1: Making Documents Digital
Documents become more usable through a process called “extraction,” in which computer software performs Optical Character Recognition (OCR). This process scans the image of text and attempts to recognize characters and words, which it then stores as a separate layer of text based on the scanned image. This layer can be thought of as being superimposed on the image – while the human eye understands a picture of the word “Uzbekistan,” the computer uses the translated, invisible layer to recognize “Uzbekistan” as a series of characters that form a word.
This process is largely automated, although the software can be checked and supplemented by a human reader. A fully-automated process is commonly known as a “dirty OCR” because it will often have many typos and errors (letter combinations like “rn” might be transcribed as “m,” for instance.). The initial OCR text translation is usually around 70 or 80 percent accurate, and often needs human review. It is important to recognize that when performing searches within OCR’d documents the search is not necessarily comprehensive.
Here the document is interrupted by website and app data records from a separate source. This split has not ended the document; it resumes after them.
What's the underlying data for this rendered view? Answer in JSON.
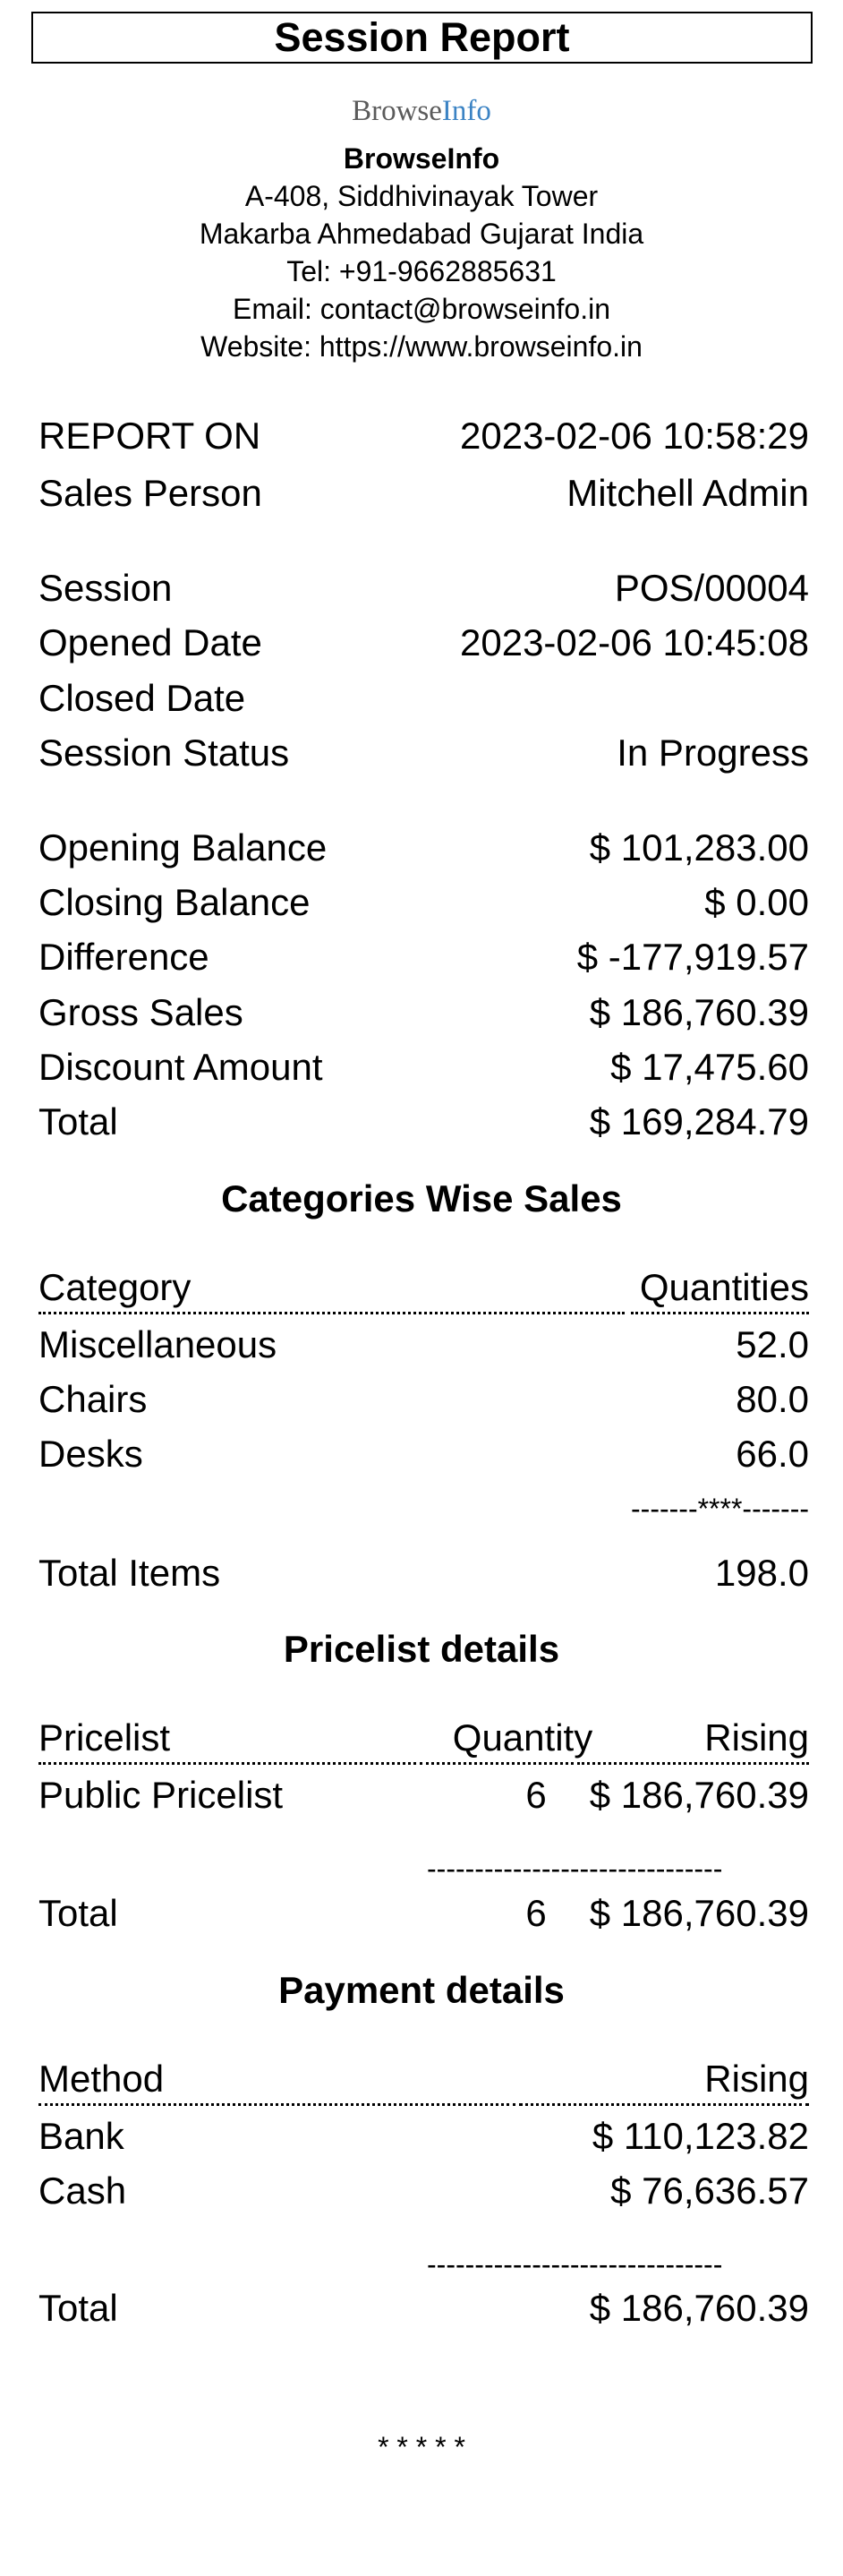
{
  "title": "Session Report",
  "logo": {
    "part1": "Browse",
    "part2": "Info"
  },
  "company": {
    "name": "BrowseInfo",
    "address1": "A-408, Siddhivinayak Tower",
    "address2": "Makarba Ahmedabad Gujarat India",
    "tel": "Tel: +91-9662885631",
    "email": "Email: contact@browseinfo.in",
    "website": "Website: https://www.browseinfo.in"
  },
  "report": {
    "report_on_label": "REPORT ON",
    "report_on_value": "2023-02-06 10:58:29",
    "sales_person_label": "Sales Person",
    "sales_person_value": "Mitchell Admin"
  },
  "session": {
    "session_label": "Session",
    "session_value": "POS/00004",
    "opened_label": "Opened Date",
    "opened_value": "2023-02-06 10:45:08",
    "closed_label": "Closed Date",
    "closed_value": "",
    "status_label": "Session Status",
    "status_value": "In Progress"
  },
  "balances": {
    "opening_label": "Opening Balance",
    "opening_value": "$ 101,283.00",
    "closing_label": "Closing Balance",
    "closing_value": "$ 0.00",
    "difference_label": "Difference",
    "difference_value": "$ -177,919.57",
    "gross_label": "Gross Sales",
    "gross_value": "$ 186,760.39",
    "discount_label": "Discount Amount",
    "discount_value": "$ 17,475.60",
    "total_label": "Total",
    "total_value": "$ 169,284.79"
  },
  "categories": {
    "title": "Categories Wise Sales",
    "headers": [
      "Category",
      "Quantities"
    ],
    "rows": [
      {
        "name": "Miscellaneous",
        "qty": "52.0"
      },
      {
        "name": "Chairs",
        "qty": "80.0"
      },
      {
        "name": "Desks",
        "qty": "66.0"
      }
    ],
    "separator": "-------****-------",
    "total_label": "Total Items",
    "total_value": "198.0"
  },
  "pricelist": {
    "title": "Pricelist details",
    "headers": [
      "Pricelist",
      "Quantity",
      "Rising"
    ],
    "rows": [
      {
        "name": "Public Pricelist",
        "qty": "6",
        "amount": "$ 186,760.39"
      }
    ],
    "separator": "-------------------------------",
    "total_label": "Total",
    "total_qty": "6",
    "total_amount": "$ 186,760.39"
  },
  "payments": {
    "title": "Payment details",
    "headers": [
      "Method",
      "Rising"
    ],
    "rows": [
      {
        "method": "Bank",
        "amount": "$ 110,123.82"
      },
      {
        "method": "Cash",
        "amount": "$ 76,636.57"
      }
    ],
    "separator": "-------------------------------",
    "total_label": "Total",
    "total_amount": "$ 186,760.39"
  },
  "footer": "* * * * *"
}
If a word was not properly recognized or translated by the process, a computer search will not find it (even if a human reader will correctly recognize the word). From here, the image and “dirty OCR” can be reviewed by a human reader to improve its translation accuracy.